#### [WHAT YOU HAVE TO DO]
Each record that comes next should be output exactly; pictures do not belong in the copy.

#### [TASK INPUT]
= Beginning of Section =

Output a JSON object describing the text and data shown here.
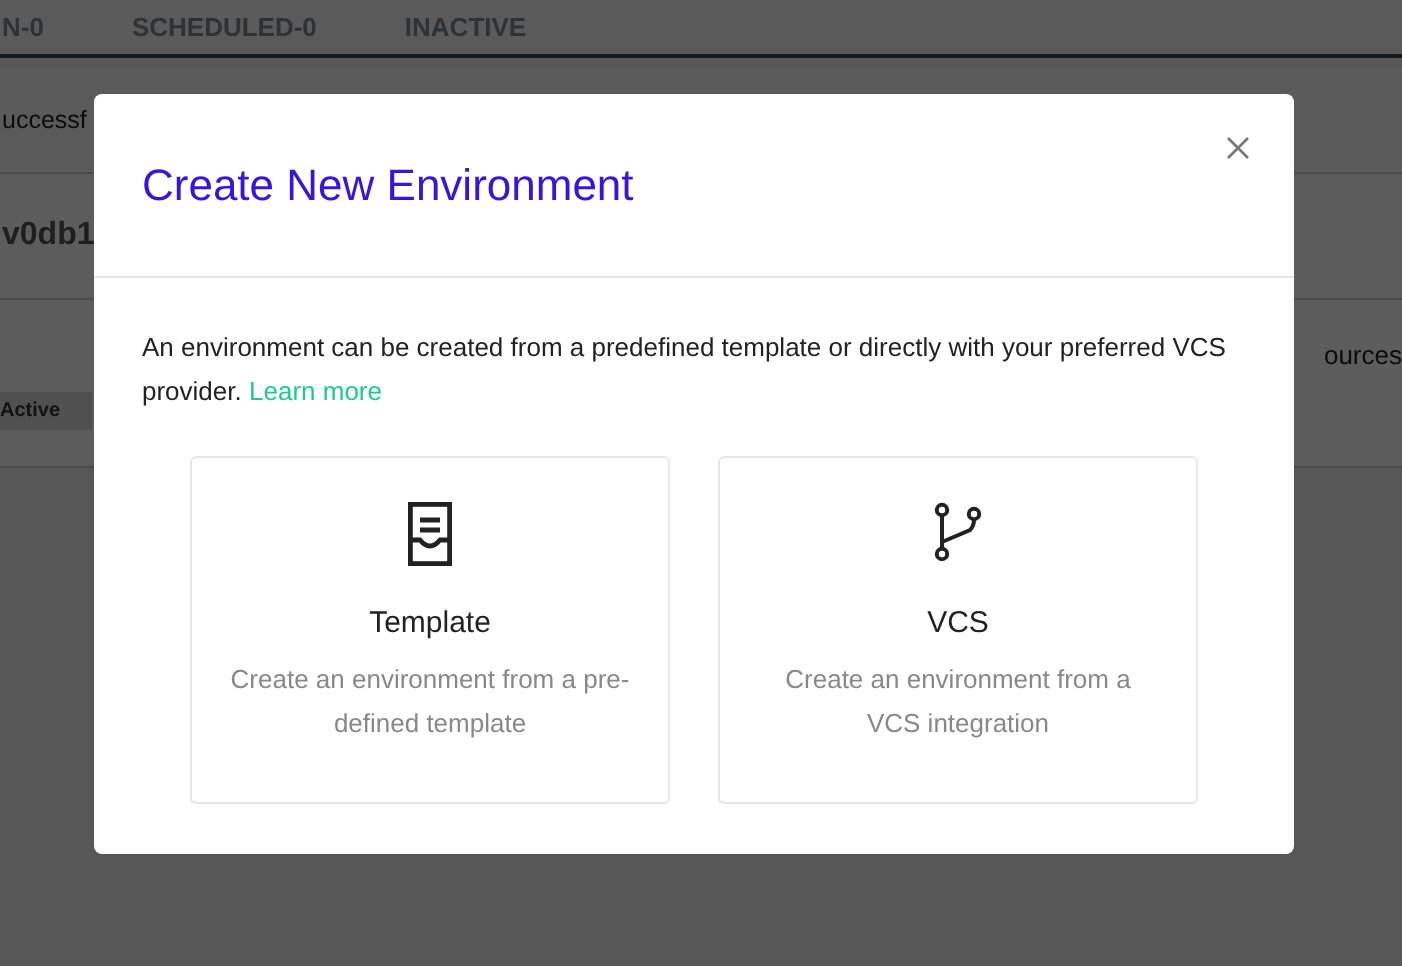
{
  "background": {
    "tabs": [
      {
        "label": "N-0",
        "selected": false
      },
      {
        "label": "SCHEDULED-0",
        "selected": false
      },
      {
        "label": "INACTIVE",
        "selected": false
      }
    ],
    "rows": [
      {
        "left": "uccessf",
        "right": ""
      },
      {
        "left": "v0db1",
        "right": ""
      },
      {
        "left": "",
        "right": "ources",
        "badge": "Active"
      }
    ]
  },
  "modal": {
    "title": "Create New Environment",
    "description": "An environment can be created from a predefined template or directly with your preferred VCS provider.",
    "link": "Learn more",
    "options": [
      {
        "kind": "template",
        "title": "Template",
        "description": "Create an environment from a pre-defined template"
      },
      {
        "kind": "vcs",
        "title": "VCS",
        "description": "Create an environment from a VCS integration"
      }
    ]
  }
}
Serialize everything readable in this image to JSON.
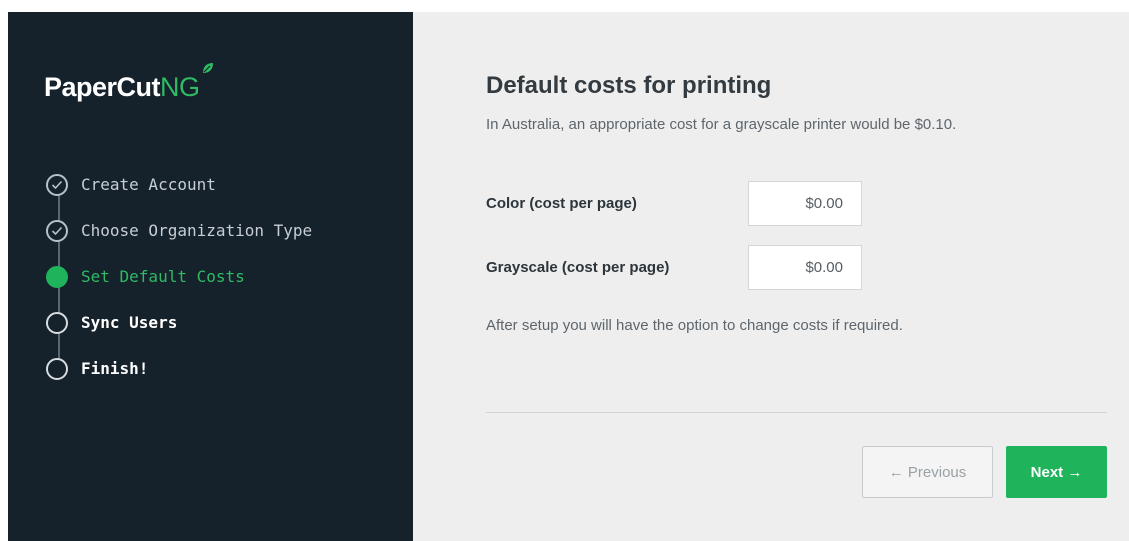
{
  "brand": {
    "name_main": "PaperCut",
    "name_suffix": "NG",
    "accent": "#2fba64",
    "sidebar_bg": "#15212b"
  },
  "steps": [
    {
      "label": "Create Account",
      "state": "done",
      "icon": "check-circle-icon"
    },
    {
      "label": "Choose Organization Type",
      "state": "done",
      "icon": "check-circle-icon"
    },
    {
      "label": "Set Default Costs",
      "state": "active",
      "icon": "filled-circle-icon"
    },
    {
      "label": "Sync Users",
      "state": "todo",
      "icon": "empty-circle-icon"
    },
    {
      "label": "Finish!",
      "state": "todo",
      "icon": "empty-circle-icon"
    }
  ],
  "main": {
    "title": "Default costs for printing",
    "subtitle": "In Australia, an appropriate cost for a grayscale printer would be $0.10.",
    "fields": {
      "color": {
        "label": "Color (cost per page)",
        "value": "$0.00"
      },
      "grayscale": {
        "label": "Grayscale (cost per page)",
        "value": "$0.00"
      }
    },
    "note": "After setup you will have the option to change costs if required."
  },
  "buttons": {
    "previous": "← Previous",
    "next": "Next →"
  }
}
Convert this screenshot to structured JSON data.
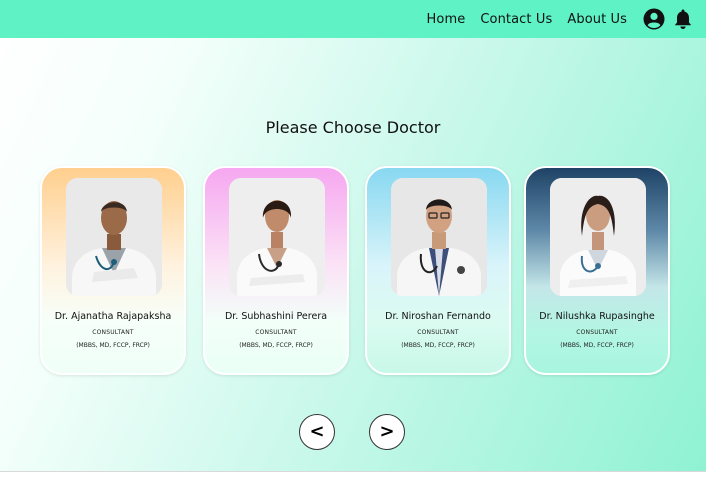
{
  "nav": {
    "links": [
      "Home",
      "Contact Us",
      "About Us"
    ],
    "icons": [
      "user-account-icon",
      "bell-icon"
    ]
  },
  "main": {
    "title": "Please Choose Doctor"
  },
  "doctors": [
    {
      "name": "Dr. Ajanatha Rajapaksha",
      "role": "CONSULTANT",
      "qualifications": "(MBBS, MD, FCCP, FRCP)"
    },
    {
      "name": "Dr. Subhashini Perera",
      "role": "CONSULTANT",
      "qualifications": "(MBBS, MD, FCCP, FRCP)"
    },
    {
      "name": "Dr. Niroshan Fernando",
      "role": "CONSULTANT",
      "qualifications": "(MBBS, MD, FCCP, FRCP)"
    },
    {
      "name": "Dr. Nilushka Rupasinghe",
      "role": "CONSULTANT",
      "qualifications": "(MBBS, MD, FCCP, FRCP)"
    }
  ],
  "pagination": {
    "prev_label": "<",
    "next_label": ">"
  },
  "colors": {
    "navbar": "#5ef2c4",
    "card_1_accent": "#ffcf8e",
    "card_2_accent": "#f6a7f0",
    "card_3_accent": "#88d8f1",
    "card_4_accent": "#1e4366"
  }
}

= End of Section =

#### [RESPONSE AREA]
Output a JSON object describing the text and data shown here.
{
  "background": {
    "tabs": [
      {
        "label": "N-0",
        "selected": false
      },
      {
        "label": "SCHEDULED-0",
        "selected": false
      },
      {
        "label": "INACTIVE",
        "selected": false
      }
    ],
    "rows": [
      {
        "left": "uccessf",
        "right": ""
      },
      {
        "left": "v0db1",
        "right": ""
      },
      {
        "left": "",
        "right": "ources",
        "badge": "Active"
      }
    ]
  },
  "modal": {
    "title": "Create New Environment",
    "description": "An environment can be created from a predefined template or directly with your preferred VCS provider.",
    "link": "Learn more",
    "options": [
      {
        "kind": "template",
        "title": "Template",
        "description": "Create an environment from a pre-defined template"
      },
      {
        "kind": "vcs",
        "title": "VCS",
        "description": "Create an environment from a VCS integration"
      }
    ]
  }
}
Serialize everything readable in this image to JSON.
{
  "brand": {
    "name_main": "PaperCut",
    "name_suffix": "NG",
    "accent": "#2fba64",
    "sidebar_bg": "#15212b"
  },
  "steps": [
    {
      "label": "Create Account",
      "state": "done",
      "icon": "check-circle-icon"
    },
    {
      "label": "Choose Organization Type",
      "state": "done",
      "icon": "check-circle-icon"
    },
    {
      "label": "Set Default Costs",
      "state": "active",
      "icon": "filled-circle-icon"
    },
    {
      "label": "Sync Users",
      "state": "todo",
      "icon": "empty-circle-icon"
    },
    {
      "label": "Finish!",
      "state": "todo",
      "icon": "empty-circle-icon"
    }
  ],
  "main": {
    "title": "Default costs for printing",
    "subtitle": "In Australia, an appropriate cost for a grayscale printer would be $0.10.",
    "fields": {
      "color": {
        "label": "Color (cost per page)",
        "value": "$0.00"
      },
      "grayscale": {
        "label": "Grayscale (cost per page)",
        "value": "$0.00"
      }
    },
    "note": "After setup you will have the option to change costs if required."
  },
  "buttons": {
    "previous": "← Previous",
    "next": "Next →"
  }
}
Convert this screenshot to structured JSON data.
{
  "nav": {
    "links": [
      "Home",
      "Contact Us",
      "About Us"
    ],
    "icons": [
      "user-account-icon",
      "bell-icon"
    ]
  },
  "main": {
    "title": "Please Choose Doctor"
  },
  "doctors": [
    {
      "name": "Dr. Ajanatha Rajapaksha",
      "role": "CONSULTANT",
      "qualifications": "(MBBS, MD, FCCP, FRCP)"
    },
    {
      "name": "Dr. Subhashini Perera",
      "role": "CONSULTANT",
      "qualifications": "(MBBS, MD, FCCP, FRCP)"
    },
    {
      "name": "Dr. Niroshan Fernando",
      "role": "CONSULTANT",
      "qualifications": "(MBBS, MD, FCCP, FRCP)"
    },
    {
      "name": "Dr. Nilushka Rupasinghe",
      "role": "CONSULTANT",
      "qualifications": "(MBBS, MD, FCCP, FRCP)"
    }
  ],
  "pagination": {
    "prev_label": "<",
    "next_label": ">"
  },
  "colors": {
    "navbar": "#5ef2c4",
    "card_1_accent": "#ffcf8e",
    "card_2_accent": "#f6a7f0",
    "card_3_accent": "#88d8f1",
    "card_4_accent": "#1e4366"
  }
}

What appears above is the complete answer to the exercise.